Take Greg Halford, who played more than 150 games for Colchester, but has played just 10 in the Premier League, even though he is on his second top-flight club already.
Take Dean Whitehead, who spent five years at Oxford, the majority of those in what is now League Two, before making the step up.
Sunderland’s squad seems to be full of these players. It’s great that they’re all getting a chance to play Premier League football, having risen through the divisions. But are they good enough?
Perhaps, in the circumstances, it’s a miracle that Sunderland made life as hard as they did for Chelsea’s all-stars; a Shevchenko nod-in and a Frank Lampard penalty the difference between the teams.
Was the placing of this match at the end of the MOTD running order a selection to silence the conspiracy theorists? After all, it was the second time in three weeks that a big-four club has been last on MOTD. Mind you, it was Chelsea both times. Cue Chelsea fans ringing 6-0-6 to ask: Why are we always on last? At least it keeps everyone’s minds off your easy FA Cup draw, boys…
1. Derby: 5
2=. Wigan: 4 (Gubba difference: +1)
2=. Fulham: 4 (GD: +1)
4. Aston Villa: 3
5. Gubba: 2
6=. Bolton: 2 (GD: +1)
6=. Reading: 2 (GD: +1)
8=. West Ham: 2 (GD: 0)
8=. Chelsea: 2 (GD: 0)
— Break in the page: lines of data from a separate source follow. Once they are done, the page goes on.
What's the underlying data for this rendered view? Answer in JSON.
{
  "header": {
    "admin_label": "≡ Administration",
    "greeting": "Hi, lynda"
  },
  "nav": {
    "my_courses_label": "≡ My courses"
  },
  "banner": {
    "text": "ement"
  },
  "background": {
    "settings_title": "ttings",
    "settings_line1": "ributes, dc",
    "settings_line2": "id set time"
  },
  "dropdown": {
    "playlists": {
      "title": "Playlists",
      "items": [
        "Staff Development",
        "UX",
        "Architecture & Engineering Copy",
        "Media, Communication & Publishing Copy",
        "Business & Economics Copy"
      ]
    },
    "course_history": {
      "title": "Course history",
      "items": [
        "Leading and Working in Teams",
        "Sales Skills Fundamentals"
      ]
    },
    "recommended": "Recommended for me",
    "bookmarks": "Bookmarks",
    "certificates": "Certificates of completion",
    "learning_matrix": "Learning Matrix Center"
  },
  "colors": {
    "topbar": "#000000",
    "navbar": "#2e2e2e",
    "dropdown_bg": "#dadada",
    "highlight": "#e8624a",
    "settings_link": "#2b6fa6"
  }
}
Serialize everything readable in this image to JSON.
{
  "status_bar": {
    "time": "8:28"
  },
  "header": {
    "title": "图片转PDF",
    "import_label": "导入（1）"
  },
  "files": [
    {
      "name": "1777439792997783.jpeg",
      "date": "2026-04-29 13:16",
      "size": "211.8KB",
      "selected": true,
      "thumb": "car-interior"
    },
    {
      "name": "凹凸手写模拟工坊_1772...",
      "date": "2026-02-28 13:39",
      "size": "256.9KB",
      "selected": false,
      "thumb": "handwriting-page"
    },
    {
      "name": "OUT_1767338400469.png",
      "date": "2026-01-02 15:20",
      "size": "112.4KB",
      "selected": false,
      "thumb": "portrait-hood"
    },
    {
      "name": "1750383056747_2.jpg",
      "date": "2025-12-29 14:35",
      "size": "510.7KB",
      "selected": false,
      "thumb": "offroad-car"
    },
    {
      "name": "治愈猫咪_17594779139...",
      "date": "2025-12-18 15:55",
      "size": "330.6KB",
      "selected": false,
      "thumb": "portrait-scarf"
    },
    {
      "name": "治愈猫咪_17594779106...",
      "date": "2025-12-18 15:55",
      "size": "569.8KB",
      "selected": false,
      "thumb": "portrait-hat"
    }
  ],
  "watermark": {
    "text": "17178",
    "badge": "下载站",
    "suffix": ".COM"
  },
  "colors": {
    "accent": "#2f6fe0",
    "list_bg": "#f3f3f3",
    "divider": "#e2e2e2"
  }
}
8=. Sunderland: 2 (GD: 0)
9=. Birmingham: 1
9=. Everton: 1
9=. Middlesbrough: 1
9=. Newcastle: 1
9=. Bury: 1
9=. Workington: 1
9=. Huddersfield: 1
9=. Grimsby: 1
(NB. Where teams are level, positions are decided by Gubba Difference; the number of times a team is on Match of the Day last with Tony Gubba commentating.)